|International Classification||G21F9/00, G21F9/30|
|Cooperative Classification||Y10S588/90, G21F9/305, G21F9/008|
|European Classification||G21F9/30B2D, G21F9/00P|
|Nov 12, 1997||AS||Assignment|
Owner name: MMT OF TENNESSEE, INC., TENNESSEE
Free format text: ASSIGNMENT OF ASSIGNORS INTEREST;ASSIGNOR:VECTRA TECHNOLOGIES, INC.;REEL/FRAME:008792/0449
Effective date: 19970129
Owner name: VUTECH, INC., MASSACHUSETTS

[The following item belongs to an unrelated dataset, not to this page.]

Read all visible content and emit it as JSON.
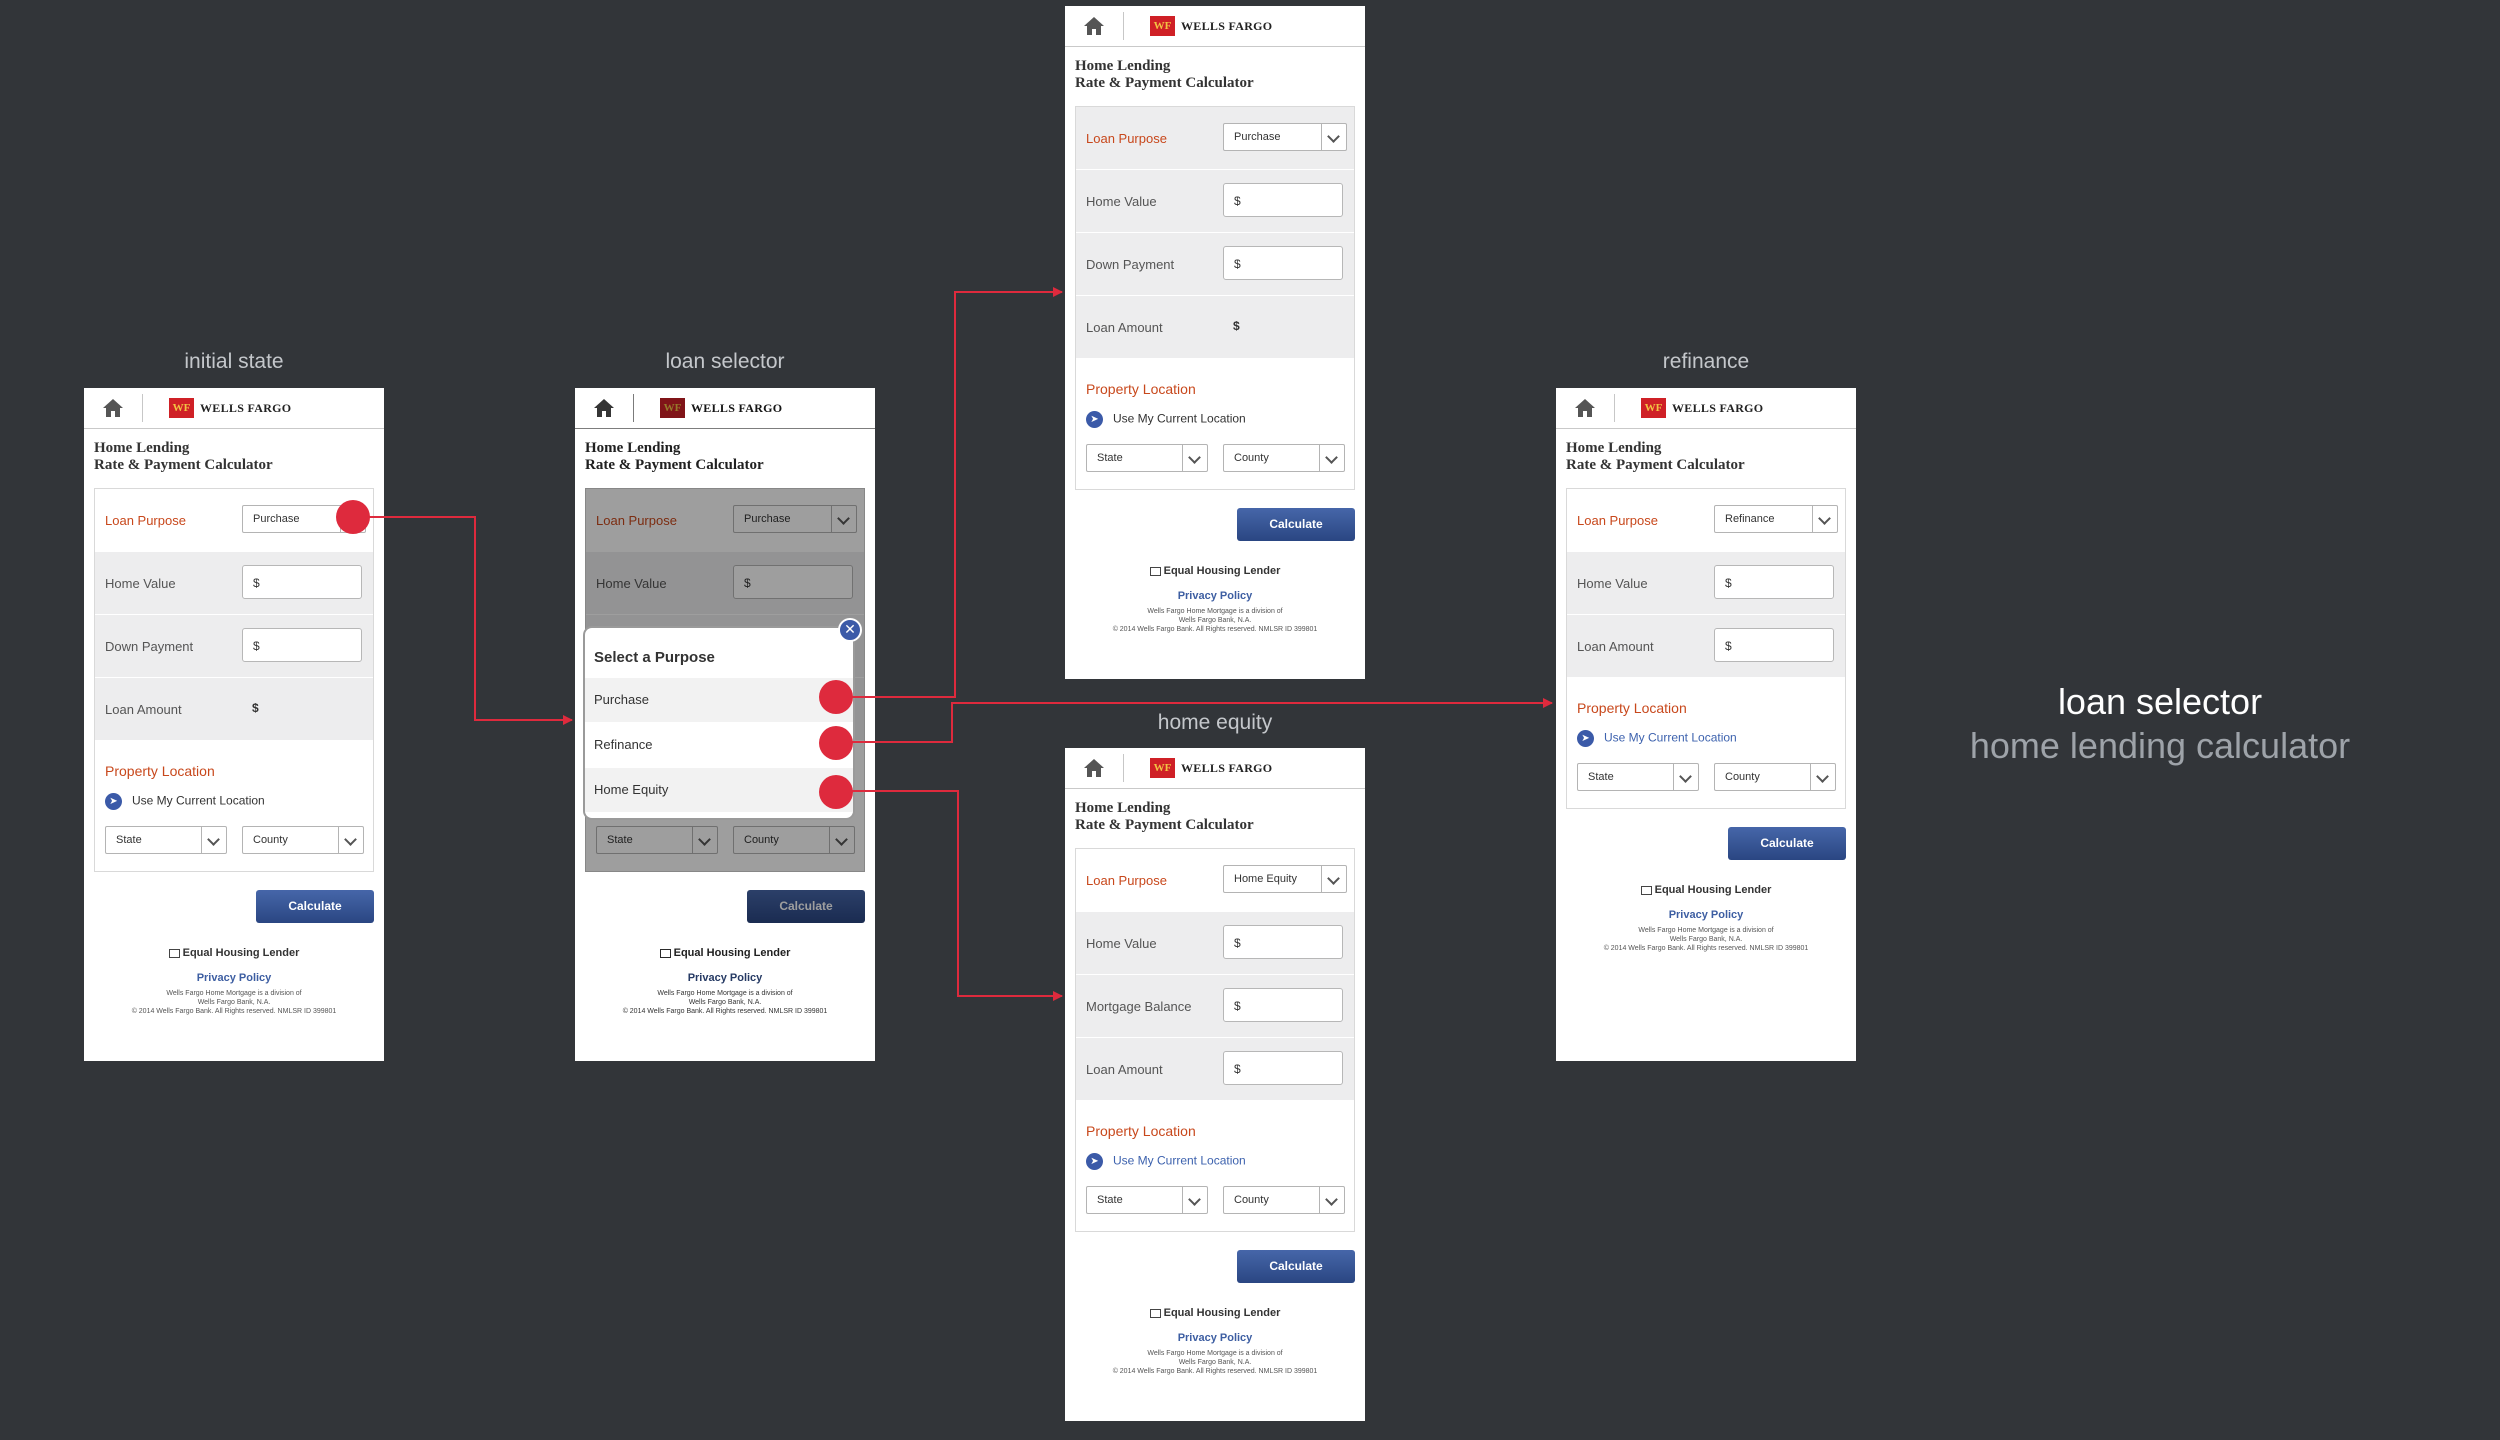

Free format text: ASSIGNMENT OF ASSIGNORS INTEREST;ASSIGNOR:MMT OF TENNESSEE, INC.;REEL/FRAME:008792/0447
Effective date: 19971111
|Jan 5, 1999||REMI||Maintenance fee reminder mailed|
|Jun 13, 1999||LAPS||Lapse for failure to pay maintenance fees|
|Aug 24, 1999||FP||Expired due to failure to pay maintenance fee|
Effective date: 19990613